RECORDS FOR THIS EXERCISE:
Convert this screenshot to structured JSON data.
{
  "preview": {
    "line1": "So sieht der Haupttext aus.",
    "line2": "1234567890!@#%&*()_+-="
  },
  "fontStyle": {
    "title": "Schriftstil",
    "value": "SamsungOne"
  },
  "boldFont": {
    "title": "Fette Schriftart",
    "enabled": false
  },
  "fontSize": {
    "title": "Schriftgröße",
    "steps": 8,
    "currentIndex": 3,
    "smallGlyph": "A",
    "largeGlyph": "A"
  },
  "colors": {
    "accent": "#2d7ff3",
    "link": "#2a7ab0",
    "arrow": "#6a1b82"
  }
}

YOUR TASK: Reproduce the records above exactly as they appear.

RESPONSE FOR THIS EXERCISE:
Convert this screenshot to structured JSON data.
{
  "preview": {
    "line1": "So sieht der Haupttext aus.",
    "line2": "1234567890!@#%&*()_+-="
  },
  "fontStyle": {
    "title": "Schriftstil",
    "value": "SamsungOne"
  },
  "boldFont": {
    "title": "Fette Schriftart",
    "enabled": false
  },
  "fontSize": {
    "title": "Schriftgröße",
    "steps": 8,
    "currentIndex": 3,
    "smallGlyph": "A",
    "largeGlyph": "A"
  },
  "colors": {
    "accent": "#2d7ff3",
    "link": "#2a7ab0",
    "arrow": "#6a1b82"
  }
}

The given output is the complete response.